What We Do > Our Expertise > Transportation Oriented Plans

Transportation Oriented Plans

Transit as a catalyst.

At Urban Strategies we view transit as a starting point for a whole range of city-building initiatives. From providing a greater range of housing opportunities and creating new places for people to work and play, to creating more mixed-use, pedestrian friendly environments, transit investment can be an important tool to shape our environment. We have developed strategies for creating transit-supportive communities and have crafted numerous designs and policies for transportation agencies to achieve that goal.

The firm has an award-winning portfolio of projects in Canada and the United States that optimize land use/transit relationships, with a skill set that goes beyond just transit-supportive design into wider community and regional design. We are also recognized experts in the development and management of successful public/private proposal call processes that can implement such transit-oriented community strategies.

  • Regional Transportation Strategies
  • Corridor Strategies
  • Station Area Planning
  • Mobility Hub Planning
  • Station Strategies and Guidelines
  • Public Engagement
  • Community Building Strategies
  • Airport and Aerotropolis Strategies
Photo of people waiting outside for a bus.

Ontario Transit Supportive Guidelines

2010 – 2012

Winner: 2012 Canadian Institute of Planners Award of Excellence in Planning Publications

Winner: 2012 Ontario Provincial Planners Institute Award of Excellence Communications/Public Education

Airport Strategies

We have a strong practice in airport planning, specifically within a regional context, and considering the airport as an economic and employment asset. More than ever, world-class airports are essential ingredient for cities to compete on the global scale. People are increasingly choosing to visit and settle in diverse, metropolitan city-regions that offer a high quality of life, economic opportunity and connectivity to the rest of the globe. Worldwide, the appetite for global air travel is expanding and people expect to be able to easily travel from their city-region to virtually anywhere to pursue personal experiences or business opportunities. Leading cities leverage their airports as key economic drivers, regional connectors, and as anchors for major employment centres. The functional boundaries between successful cities and airports are dissipating and planning strategies must reflect this and enable a mutually-beneficial relationship between airports and their city-regions.

To realize the full economic and connective potential of an airport for its city-region, planners must proactively plan for a complementary relationship between the air and ground transportations systems and establish a land use planning framework that will support a full range of employment activity within an aerotropolis zone. These planning processes must accommodate a variety of conditions, from efficient logistic parks that provide seamless ground-to-air connectivity to attractive and employment areas that can attract and retain the best companies and employees.
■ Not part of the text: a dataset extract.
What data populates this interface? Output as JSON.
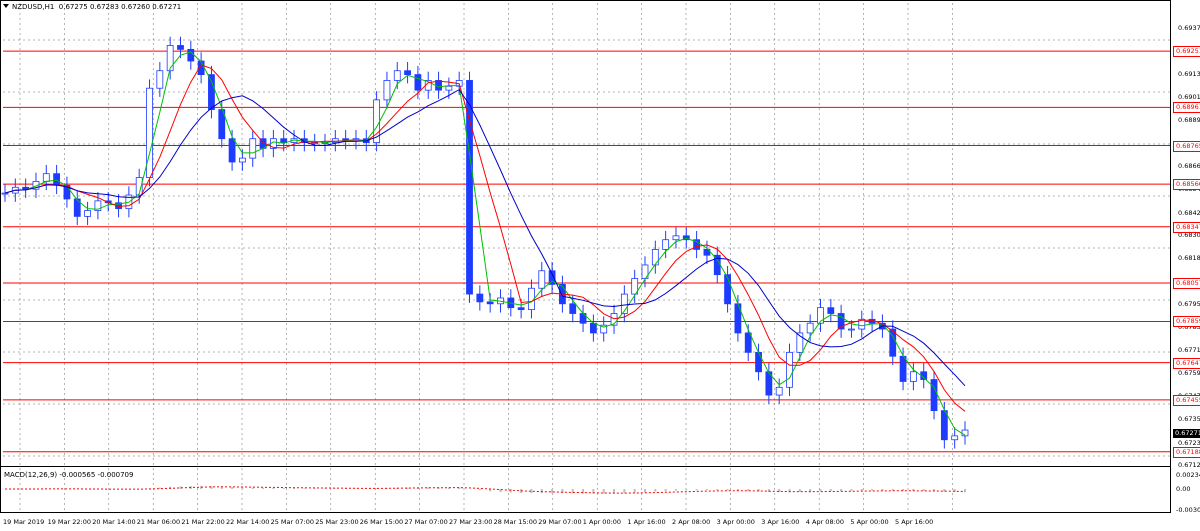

People talking around Pearson Airport.

Toronto Pearson Airport Capacity Study


“Growth is coming. The time to plan for it is now.” – Howard Eng, CEO, Greater Toronto Airports Authority

Winner of 2016 Canadian Institute of Planners Award for Planning Excellence in Planning Publications


Canada Square Rendering.

Canada Square

2017 – Present

Canada Square is a 3.7 hectare (9.1 acre) site located at the intersection of Yonge Street and Eglinton Avenue.

Planning and designing communities that encourage transit use and alternative modes of transportation have always been fundamental to Urban Strategies’ work.

Rendering of the platforms along the Eglinton Crosstown.

Eglinton Crosstown Study

2010 – 2012

The Eglinton Crosstown project is a multi-billion dollar investment in rapid transit infrastructure along Eglinton Avenue through the centre of Toronto.